Should I include a copyright notice?

Even though it is not required that you, the creator, post a proper copyright notice, it is in your better interest to do so. The reason why is that IF someone did unlawfully use your work, you would be able to win your case more easily and collect more damages if the user could NOT claim ignorance. If they WILLFULLY used your work and you made it CLEAR that your work was copyrighted, then your case would be much easier!

IF you're submitting your manuscript or art sample to a publisher, there is NO need to print a copyright notice. Publishing companies know the business and they will NOT steal your work! Furthermore, you may appear amateurish by doing so.

DO post a notice on your website and any printed material available to the public.

What does a copyright notice look like?

A copyright notice is simply the © symbol––a "c" surrounded by a circle. The word "copyright" is often used, or sometimes the abbreviation "copr." The word or the abbreviation are acceptable in the United States, but if your work is to be circulated outside the states, always use the © symbol, because some foreign countries only recognize it, not solely the words. Be sure to also include the date that your Work was created. Also be sure to include the Author's name. So, write Copyright © by Sally Simms 2004 -- If your Work is unpublished, write "Copyright© by Sally Simms (Work in progress - or - This work is Unpublished)"

How can I find out whether a work is in the public domain or not?

If you can't find out on your own, you can write or call the U.S copyright office and they will do a search for you. The copyright office will charge 75 dollars an hour to locate, retrieve, and reproduce records. It may take up to a month and a half for them to retrieve the records needed.


Reference & Bibliography Section

(202) 707-6850

8:30 a.m. to 5 p.m., Monday through Friday, eastern time

Fax: (202) 252-3485

or go to their website and fill out the form:

Another option is to hire a private business to search for you.
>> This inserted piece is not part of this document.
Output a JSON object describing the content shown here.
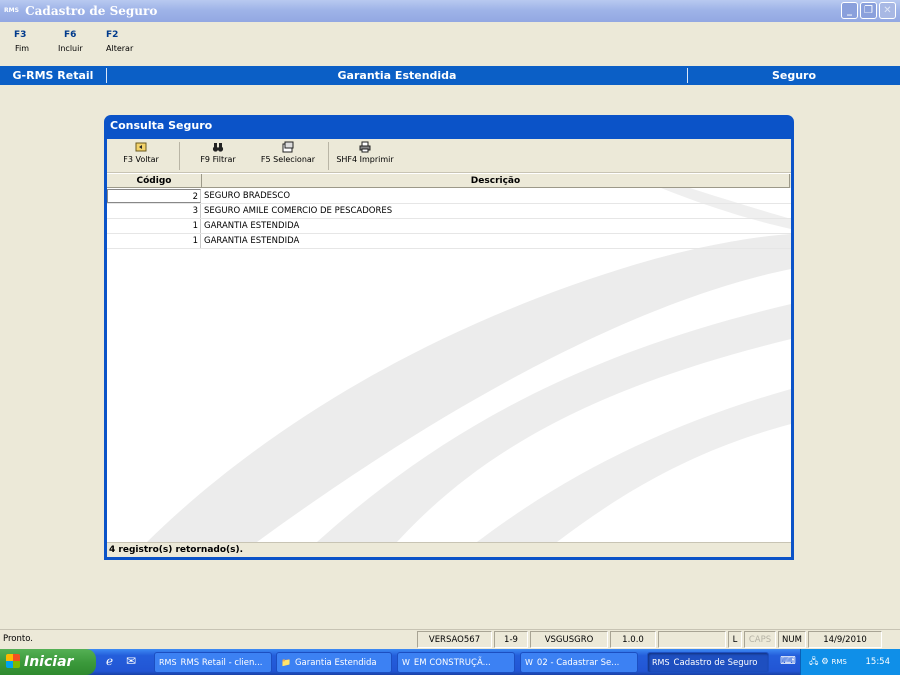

They may take far less time and in some instances, be just as affordable or cheaper than the copyright office.

How can I register my work with the copyright office?

YOu can write to the copyright office at:

Copyright Office Library of Congress

101 Independence Avenue

S.E.Washington D.C. 20559-6000

or go to their website at:

They will generally charge 30 dollars for the application

U.S gov. copyright hotline: (202) 707-9100




U.S. COPYRIGHT OFFICE - search for works under copyright protection - learn the basic copyright facts - how to register your Work

UNITED STATES PATENT AND TRADEMARK OFFICE - learn about patent and trademarks - how to register - search for works under patent and trademark protection

THE PUBLISHING LAW CENTER - lots of great info about copyright law lots of great info about trademark law

more websites: - lots of great info about trademark law more great copyright wonderful illustrations to liven things up! - this one talks about some interesting copyright lawsuit cases...everything from the representatives of Barney the big purple dinosaur, who accused over 700 costume shops that sold purple dinosaur costumes of copyright infringement, to movie actor turned governor Aronold Schwarzenegger, who didn't want his image "tarnished."



THE CHICAGO MANUAL OF STYLE: this is a great book for writers and publishers and it includes a chapter on copyright law.

THE WRITER'S LEGAL COMPANION: This book also has a section devoted to copyright issues.

THE COPYRIGHT HANDBOOK - How to Protect & Use Written Works: This is the MOST thorough book on copyright you'll ever need! I highly recommend it.